> **PROBLEM TO WORK ON**: Go through the data below. List every line that holds the word "JSON".

> **MATERIAL FOR THIS TASK**:
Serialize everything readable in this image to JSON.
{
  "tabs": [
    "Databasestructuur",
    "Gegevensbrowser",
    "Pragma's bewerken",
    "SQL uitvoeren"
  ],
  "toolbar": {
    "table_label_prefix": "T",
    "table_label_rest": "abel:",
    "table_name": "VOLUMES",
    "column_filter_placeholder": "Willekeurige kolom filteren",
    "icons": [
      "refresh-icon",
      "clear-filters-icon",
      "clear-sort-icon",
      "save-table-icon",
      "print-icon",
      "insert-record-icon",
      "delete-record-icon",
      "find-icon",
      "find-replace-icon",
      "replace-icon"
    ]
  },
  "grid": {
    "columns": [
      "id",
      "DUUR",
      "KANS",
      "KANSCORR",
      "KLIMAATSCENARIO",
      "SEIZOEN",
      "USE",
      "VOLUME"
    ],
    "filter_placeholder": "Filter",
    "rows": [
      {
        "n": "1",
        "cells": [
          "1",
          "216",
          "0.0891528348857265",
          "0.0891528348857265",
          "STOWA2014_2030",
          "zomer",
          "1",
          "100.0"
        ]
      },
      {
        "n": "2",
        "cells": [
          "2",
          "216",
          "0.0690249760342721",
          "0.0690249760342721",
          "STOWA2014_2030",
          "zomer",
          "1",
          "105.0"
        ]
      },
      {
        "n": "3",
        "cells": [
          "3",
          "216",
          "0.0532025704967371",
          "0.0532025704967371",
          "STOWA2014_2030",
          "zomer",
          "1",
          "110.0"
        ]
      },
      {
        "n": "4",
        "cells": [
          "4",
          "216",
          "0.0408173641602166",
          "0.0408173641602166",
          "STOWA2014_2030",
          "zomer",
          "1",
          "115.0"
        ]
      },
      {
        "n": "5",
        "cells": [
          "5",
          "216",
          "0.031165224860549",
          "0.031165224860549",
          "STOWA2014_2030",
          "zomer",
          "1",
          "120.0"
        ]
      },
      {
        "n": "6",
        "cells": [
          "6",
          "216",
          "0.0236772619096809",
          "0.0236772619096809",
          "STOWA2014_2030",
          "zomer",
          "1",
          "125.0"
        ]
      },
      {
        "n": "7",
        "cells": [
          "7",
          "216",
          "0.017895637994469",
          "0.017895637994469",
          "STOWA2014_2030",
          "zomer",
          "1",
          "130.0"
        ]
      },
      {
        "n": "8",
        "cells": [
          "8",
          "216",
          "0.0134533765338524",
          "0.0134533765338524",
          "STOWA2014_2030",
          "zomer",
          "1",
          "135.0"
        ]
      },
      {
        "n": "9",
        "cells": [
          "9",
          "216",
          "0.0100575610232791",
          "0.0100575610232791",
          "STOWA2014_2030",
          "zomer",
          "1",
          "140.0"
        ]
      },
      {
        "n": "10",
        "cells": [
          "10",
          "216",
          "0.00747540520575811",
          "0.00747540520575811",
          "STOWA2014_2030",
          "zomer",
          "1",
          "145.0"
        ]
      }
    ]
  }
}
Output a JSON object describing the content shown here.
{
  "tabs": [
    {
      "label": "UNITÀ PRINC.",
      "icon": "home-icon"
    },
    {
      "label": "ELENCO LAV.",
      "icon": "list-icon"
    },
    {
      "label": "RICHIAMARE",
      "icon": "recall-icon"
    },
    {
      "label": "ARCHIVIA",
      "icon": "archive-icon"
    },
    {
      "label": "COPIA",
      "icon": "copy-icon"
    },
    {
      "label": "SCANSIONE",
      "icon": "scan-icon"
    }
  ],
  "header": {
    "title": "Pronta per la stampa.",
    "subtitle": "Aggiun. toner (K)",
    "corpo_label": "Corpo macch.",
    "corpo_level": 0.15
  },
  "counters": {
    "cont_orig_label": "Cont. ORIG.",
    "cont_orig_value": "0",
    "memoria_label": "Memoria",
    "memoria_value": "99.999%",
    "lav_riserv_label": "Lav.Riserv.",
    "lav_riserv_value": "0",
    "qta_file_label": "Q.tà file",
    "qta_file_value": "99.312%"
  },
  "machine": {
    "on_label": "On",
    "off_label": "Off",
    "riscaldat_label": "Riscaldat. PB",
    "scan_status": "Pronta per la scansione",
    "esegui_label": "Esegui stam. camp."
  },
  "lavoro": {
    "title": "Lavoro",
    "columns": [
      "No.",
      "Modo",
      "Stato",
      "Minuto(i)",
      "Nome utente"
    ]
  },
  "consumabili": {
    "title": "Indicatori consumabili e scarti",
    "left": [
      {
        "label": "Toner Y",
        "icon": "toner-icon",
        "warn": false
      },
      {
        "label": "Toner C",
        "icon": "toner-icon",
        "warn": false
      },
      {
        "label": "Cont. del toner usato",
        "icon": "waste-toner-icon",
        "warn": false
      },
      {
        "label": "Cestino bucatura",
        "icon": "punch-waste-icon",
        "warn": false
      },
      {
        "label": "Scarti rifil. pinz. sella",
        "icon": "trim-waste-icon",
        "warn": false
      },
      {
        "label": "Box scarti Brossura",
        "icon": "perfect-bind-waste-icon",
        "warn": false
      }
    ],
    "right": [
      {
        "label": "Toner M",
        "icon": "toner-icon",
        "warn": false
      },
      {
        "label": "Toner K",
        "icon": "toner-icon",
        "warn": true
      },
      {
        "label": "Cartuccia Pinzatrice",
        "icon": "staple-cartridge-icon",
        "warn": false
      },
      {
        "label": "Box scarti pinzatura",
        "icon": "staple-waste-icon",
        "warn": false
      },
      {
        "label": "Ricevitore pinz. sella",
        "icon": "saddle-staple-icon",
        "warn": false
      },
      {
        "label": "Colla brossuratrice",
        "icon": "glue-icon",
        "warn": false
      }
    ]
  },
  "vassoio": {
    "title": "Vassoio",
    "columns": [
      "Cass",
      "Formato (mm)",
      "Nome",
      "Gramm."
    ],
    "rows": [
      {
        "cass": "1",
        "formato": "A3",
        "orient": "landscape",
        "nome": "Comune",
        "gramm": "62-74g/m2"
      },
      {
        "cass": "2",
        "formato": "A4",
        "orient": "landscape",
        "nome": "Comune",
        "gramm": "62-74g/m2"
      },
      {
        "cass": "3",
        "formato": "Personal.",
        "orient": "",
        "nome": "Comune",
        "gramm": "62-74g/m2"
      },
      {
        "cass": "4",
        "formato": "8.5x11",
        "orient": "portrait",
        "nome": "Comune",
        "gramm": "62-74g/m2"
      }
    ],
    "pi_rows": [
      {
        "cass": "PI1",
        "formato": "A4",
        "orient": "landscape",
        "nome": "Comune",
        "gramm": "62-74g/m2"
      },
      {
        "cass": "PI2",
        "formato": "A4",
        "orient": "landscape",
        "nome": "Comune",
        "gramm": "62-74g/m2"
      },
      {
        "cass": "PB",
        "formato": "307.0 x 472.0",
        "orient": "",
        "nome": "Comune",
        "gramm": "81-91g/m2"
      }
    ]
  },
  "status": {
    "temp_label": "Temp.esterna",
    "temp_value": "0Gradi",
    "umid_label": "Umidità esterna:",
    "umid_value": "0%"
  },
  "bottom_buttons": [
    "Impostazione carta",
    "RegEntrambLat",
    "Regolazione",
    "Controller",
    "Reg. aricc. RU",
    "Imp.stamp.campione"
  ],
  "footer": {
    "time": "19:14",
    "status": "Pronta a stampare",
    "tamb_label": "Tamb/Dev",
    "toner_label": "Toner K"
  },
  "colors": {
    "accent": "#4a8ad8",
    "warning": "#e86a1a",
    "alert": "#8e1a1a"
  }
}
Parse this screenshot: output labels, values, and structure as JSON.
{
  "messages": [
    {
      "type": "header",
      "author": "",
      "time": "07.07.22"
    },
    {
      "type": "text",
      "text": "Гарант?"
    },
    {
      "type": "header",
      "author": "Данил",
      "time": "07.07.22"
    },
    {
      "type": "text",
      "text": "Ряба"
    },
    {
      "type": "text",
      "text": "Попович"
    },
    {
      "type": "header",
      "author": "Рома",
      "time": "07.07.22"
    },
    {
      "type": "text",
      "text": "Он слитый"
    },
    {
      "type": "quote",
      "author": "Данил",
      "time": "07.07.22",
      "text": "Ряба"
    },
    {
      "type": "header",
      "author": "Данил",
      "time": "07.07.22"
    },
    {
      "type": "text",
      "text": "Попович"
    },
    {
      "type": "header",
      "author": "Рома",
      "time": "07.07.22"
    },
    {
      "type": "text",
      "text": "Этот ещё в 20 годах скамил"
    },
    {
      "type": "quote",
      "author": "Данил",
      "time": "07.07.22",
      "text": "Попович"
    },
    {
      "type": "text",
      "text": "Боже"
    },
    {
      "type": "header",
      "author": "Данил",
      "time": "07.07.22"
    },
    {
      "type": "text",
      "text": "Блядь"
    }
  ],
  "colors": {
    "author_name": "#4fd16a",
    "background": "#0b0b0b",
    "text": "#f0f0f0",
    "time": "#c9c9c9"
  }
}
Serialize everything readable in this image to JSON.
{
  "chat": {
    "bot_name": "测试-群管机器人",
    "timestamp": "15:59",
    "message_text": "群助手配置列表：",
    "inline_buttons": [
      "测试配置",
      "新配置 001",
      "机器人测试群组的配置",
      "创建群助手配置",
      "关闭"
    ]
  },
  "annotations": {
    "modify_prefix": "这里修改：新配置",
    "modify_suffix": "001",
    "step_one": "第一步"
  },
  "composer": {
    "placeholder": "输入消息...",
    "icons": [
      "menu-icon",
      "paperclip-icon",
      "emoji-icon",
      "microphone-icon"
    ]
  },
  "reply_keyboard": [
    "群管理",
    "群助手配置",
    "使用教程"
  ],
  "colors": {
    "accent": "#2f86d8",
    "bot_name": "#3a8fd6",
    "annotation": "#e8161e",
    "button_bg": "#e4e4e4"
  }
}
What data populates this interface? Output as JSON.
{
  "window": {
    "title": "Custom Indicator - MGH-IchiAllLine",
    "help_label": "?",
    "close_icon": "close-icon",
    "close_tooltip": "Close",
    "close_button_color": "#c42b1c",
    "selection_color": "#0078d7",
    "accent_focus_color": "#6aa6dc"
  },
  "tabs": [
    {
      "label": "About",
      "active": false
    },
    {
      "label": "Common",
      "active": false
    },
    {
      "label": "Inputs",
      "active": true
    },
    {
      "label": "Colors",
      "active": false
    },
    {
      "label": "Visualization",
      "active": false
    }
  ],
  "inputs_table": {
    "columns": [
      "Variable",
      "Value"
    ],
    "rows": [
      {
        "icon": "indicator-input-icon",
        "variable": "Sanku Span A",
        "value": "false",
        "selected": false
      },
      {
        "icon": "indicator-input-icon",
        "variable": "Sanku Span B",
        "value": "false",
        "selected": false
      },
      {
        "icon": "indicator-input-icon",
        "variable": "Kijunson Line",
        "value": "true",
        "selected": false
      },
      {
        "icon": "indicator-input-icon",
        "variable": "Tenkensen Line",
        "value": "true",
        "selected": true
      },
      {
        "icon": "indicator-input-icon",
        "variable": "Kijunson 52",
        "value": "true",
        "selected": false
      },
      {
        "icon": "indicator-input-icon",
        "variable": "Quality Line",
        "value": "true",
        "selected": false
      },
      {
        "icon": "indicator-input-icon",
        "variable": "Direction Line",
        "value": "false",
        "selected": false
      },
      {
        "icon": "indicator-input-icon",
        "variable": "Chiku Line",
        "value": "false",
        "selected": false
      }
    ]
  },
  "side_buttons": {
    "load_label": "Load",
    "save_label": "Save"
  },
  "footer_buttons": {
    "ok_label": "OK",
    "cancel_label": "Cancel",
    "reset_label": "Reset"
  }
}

> **TASK ANSWER**:
Serialize everything readable in this image to JSON.
Output a JSON object describing the content shown here.
Parse this screenshot: output labels, values, and structure as JSON.
Serialize everything readable in this image to JSON.
What data populates this interface? Output as JSON.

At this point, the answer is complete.